Page and application data records
****

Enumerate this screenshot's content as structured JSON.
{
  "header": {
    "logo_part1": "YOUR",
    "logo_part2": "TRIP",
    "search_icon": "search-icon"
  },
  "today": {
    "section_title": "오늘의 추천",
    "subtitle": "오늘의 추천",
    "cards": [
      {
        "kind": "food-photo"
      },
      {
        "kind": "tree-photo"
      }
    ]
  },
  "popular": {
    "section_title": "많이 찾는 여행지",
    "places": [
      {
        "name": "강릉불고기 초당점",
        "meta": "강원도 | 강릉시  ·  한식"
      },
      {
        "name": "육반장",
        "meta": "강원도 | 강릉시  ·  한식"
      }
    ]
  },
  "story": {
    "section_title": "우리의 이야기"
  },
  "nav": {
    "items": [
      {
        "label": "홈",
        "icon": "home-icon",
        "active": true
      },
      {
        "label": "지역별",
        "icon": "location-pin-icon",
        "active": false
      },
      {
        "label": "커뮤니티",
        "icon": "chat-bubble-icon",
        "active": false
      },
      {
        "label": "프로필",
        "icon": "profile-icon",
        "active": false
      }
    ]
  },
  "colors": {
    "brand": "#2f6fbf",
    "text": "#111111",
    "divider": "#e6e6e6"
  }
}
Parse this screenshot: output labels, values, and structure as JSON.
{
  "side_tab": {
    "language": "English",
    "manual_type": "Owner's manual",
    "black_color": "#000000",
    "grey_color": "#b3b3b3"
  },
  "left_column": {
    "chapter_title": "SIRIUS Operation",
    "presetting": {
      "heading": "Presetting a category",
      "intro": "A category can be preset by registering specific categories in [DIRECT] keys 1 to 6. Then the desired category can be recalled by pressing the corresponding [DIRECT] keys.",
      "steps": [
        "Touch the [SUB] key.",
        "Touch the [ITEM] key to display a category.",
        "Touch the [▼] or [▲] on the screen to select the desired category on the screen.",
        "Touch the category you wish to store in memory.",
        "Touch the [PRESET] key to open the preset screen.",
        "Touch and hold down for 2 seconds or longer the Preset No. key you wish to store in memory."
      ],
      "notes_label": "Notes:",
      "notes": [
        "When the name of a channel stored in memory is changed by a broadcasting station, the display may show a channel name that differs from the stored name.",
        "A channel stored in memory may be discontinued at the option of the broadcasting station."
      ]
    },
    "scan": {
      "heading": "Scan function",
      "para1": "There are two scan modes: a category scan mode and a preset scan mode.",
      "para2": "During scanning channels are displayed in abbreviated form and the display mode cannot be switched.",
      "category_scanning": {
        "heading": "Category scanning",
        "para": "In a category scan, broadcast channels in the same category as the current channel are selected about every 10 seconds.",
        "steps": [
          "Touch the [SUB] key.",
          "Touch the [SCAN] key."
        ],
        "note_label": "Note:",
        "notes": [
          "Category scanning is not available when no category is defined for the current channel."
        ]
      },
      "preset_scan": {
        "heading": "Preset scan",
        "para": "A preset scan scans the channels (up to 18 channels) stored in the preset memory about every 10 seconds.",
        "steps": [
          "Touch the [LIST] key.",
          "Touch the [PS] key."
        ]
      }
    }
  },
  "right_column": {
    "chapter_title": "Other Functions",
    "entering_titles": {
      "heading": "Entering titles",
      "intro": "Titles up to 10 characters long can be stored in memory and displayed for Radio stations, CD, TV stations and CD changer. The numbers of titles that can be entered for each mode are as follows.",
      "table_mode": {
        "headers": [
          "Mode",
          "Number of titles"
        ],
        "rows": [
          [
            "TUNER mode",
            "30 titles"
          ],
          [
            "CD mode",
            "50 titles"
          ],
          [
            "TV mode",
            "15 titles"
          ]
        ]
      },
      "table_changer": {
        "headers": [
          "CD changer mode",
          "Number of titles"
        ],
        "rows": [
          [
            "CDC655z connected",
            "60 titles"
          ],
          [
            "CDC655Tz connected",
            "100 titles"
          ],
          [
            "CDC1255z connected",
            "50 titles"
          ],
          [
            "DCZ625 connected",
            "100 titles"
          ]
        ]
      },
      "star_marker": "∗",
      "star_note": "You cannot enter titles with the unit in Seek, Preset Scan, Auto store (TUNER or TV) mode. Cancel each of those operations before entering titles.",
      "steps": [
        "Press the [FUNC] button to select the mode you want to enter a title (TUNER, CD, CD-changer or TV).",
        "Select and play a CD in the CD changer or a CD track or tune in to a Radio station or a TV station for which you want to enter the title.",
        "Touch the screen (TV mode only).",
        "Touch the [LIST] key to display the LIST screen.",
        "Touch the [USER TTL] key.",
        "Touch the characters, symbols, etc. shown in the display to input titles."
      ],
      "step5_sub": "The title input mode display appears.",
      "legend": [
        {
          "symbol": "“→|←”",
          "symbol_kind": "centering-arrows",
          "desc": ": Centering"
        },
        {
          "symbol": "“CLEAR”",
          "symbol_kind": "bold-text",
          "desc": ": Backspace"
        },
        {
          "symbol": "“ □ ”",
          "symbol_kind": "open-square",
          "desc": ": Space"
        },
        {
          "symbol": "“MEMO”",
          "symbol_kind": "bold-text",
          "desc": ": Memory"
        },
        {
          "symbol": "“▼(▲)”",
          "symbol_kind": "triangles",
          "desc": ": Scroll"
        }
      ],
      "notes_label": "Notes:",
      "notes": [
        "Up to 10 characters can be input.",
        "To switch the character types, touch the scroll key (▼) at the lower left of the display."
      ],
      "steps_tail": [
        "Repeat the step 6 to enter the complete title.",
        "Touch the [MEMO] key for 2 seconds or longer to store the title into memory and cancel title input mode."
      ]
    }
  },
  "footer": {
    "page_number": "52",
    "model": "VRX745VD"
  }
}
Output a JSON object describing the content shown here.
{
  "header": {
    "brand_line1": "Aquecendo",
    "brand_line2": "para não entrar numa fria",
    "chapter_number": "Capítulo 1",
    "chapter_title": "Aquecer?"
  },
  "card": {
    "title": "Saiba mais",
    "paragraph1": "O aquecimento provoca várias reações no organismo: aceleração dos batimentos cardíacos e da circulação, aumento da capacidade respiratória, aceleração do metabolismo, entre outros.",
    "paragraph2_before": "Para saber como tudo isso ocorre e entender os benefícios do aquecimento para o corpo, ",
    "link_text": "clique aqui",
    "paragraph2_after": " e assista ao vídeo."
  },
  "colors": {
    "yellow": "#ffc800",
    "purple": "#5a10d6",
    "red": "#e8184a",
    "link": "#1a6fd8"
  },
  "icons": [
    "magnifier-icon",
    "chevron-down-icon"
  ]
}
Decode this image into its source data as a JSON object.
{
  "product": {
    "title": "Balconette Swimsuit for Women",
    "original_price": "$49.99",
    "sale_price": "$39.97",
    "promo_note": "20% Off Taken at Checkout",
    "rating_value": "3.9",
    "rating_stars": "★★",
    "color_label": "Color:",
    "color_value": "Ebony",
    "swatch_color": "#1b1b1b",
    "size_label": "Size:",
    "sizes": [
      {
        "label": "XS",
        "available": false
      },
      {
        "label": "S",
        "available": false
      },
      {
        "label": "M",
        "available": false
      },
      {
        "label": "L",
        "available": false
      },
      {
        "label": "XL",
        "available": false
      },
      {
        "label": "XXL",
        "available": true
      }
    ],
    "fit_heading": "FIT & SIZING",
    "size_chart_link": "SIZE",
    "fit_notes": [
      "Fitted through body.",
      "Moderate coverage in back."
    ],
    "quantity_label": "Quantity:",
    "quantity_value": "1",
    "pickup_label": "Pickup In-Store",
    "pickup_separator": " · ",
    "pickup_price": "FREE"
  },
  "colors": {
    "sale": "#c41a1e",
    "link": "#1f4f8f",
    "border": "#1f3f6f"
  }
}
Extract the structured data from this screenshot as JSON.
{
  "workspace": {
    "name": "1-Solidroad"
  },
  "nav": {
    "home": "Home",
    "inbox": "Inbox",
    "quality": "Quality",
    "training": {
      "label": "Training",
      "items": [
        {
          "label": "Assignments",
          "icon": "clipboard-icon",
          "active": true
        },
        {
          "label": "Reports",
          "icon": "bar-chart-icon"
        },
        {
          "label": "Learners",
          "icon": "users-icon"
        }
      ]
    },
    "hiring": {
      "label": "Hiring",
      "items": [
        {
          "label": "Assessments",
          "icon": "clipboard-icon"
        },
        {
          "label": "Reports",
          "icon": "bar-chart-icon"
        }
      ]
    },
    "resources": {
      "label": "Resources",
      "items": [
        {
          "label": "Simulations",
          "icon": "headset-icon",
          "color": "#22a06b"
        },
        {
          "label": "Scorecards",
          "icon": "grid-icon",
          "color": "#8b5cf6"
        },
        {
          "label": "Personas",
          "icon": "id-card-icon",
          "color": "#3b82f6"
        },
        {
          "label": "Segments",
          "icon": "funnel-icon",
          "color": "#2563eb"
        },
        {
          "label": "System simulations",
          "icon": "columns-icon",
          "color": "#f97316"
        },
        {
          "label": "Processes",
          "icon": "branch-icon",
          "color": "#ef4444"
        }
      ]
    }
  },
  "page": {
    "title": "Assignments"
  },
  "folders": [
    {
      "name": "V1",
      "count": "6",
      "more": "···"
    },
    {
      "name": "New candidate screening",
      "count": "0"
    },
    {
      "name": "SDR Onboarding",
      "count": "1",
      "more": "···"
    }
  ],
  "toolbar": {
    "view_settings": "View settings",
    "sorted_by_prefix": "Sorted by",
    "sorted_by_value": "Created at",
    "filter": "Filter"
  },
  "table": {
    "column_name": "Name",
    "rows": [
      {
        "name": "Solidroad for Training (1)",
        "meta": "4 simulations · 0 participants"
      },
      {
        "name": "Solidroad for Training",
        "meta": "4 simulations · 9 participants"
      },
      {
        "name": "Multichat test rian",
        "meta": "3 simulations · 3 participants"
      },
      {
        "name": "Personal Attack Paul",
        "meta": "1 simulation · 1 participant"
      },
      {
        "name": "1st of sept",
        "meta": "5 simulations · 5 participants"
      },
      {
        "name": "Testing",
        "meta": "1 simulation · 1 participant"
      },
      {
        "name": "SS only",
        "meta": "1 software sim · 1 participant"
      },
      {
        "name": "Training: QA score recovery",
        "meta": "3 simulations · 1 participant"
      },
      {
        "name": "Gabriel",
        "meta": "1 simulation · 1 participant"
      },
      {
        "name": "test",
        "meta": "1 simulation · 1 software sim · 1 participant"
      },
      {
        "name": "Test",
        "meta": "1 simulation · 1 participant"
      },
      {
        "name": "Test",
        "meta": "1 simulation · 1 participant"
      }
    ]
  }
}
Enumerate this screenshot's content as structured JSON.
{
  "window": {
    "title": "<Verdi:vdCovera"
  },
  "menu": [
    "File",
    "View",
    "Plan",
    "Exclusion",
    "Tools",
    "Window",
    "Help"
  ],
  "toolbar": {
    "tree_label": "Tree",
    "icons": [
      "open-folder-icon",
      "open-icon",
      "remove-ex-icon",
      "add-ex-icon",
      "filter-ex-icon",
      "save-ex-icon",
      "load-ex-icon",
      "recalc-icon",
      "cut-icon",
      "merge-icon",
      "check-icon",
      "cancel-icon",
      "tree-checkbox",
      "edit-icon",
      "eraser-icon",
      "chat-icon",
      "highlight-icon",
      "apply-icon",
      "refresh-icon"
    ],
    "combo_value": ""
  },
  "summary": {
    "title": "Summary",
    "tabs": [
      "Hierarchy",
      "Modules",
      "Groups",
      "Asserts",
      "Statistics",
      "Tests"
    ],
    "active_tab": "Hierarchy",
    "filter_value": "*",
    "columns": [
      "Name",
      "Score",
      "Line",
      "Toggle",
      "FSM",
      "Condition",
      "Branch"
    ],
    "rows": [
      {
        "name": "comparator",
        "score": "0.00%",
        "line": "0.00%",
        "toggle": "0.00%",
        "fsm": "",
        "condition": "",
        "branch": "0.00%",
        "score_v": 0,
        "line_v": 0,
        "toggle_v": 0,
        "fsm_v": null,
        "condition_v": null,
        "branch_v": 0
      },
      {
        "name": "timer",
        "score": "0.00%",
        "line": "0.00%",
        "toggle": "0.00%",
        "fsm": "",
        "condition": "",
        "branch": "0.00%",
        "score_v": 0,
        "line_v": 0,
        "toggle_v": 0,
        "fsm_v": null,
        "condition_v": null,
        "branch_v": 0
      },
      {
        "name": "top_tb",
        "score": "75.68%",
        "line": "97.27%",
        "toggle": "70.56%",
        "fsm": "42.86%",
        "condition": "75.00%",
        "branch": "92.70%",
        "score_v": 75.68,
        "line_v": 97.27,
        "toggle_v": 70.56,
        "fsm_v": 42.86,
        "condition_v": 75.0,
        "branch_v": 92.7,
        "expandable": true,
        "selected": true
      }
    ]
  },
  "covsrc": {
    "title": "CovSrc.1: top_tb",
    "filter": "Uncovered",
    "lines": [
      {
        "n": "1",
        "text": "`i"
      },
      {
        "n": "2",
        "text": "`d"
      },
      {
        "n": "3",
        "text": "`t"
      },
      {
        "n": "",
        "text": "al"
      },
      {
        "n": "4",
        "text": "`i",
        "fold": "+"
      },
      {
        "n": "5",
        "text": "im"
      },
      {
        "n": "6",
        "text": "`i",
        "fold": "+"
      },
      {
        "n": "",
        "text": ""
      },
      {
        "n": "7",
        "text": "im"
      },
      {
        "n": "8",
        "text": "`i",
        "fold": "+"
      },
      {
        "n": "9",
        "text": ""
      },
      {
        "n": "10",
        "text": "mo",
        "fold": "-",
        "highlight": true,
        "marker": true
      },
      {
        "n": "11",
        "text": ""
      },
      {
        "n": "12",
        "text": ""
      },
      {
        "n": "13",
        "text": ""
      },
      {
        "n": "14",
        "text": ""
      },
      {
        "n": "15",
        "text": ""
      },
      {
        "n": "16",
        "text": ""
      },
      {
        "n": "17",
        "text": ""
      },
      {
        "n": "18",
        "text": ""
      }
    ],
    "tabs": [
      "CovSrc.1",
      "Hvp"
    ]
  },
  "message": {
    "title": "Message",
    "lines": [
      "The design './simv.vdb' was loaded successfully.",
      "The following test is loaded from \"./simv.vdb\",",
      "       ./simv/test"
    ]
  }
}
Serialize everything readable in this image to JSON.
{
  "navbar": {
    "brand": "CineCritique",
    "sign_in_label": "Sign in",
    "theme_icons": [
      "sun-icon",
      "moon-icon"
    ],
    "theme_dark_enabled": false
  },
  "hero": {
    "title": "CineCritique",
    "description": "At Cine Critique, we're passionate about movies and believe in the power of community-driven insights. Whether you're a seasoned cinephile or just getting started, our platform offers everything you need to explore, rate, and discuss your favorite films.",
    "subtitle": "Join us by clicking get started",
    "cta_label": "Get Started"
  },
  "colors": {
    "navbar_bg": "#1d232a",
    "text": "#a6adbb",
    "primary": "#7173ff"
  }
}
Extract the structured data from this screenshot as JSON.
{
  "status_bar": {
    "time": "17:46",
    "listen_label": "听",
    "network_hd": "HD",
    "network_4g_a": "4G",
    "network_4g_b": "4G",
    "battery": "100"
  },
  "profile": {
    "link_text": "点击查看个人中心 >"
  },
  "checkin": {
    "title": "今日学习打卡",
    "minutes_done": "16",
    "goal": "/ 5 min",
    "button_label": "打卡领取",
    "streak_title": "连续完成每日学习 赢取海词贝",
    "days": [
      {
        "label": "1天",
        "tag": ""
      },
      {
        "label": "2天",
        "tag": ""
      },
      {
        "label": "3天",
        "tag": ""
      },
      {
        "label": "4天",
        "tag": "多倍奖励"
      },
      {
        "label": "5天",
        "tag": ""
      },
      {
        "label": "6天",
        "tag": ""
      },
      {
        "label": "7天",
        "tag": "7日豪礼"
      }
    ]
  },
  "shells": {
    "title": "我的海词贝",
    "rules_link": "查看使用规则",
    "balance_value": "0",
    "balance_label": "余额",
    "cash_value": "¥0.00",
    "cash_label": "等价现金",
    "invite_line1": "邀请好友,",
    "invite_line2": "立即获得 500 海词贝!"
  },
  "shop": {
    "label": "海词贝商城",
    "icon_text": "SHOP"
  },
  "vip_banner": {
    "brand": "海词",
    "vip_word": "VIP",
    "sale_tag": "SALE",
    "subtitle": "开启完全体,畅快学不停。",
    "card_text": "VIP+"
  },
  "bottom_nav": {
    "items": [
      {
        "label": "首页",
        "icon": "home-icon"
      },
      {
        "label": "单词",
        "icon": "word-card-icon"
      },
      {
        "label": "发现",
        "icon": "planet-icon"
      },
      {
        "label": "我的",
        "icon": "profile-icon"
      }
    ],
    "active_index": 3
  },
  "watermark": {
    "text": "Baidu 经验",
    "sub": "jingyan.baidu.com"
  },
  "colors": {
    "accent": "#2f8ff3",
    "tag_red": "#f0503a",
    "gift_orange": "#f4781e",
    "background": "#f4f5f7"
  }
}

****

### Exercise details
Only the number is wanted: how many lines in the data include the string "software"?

### Your solution
2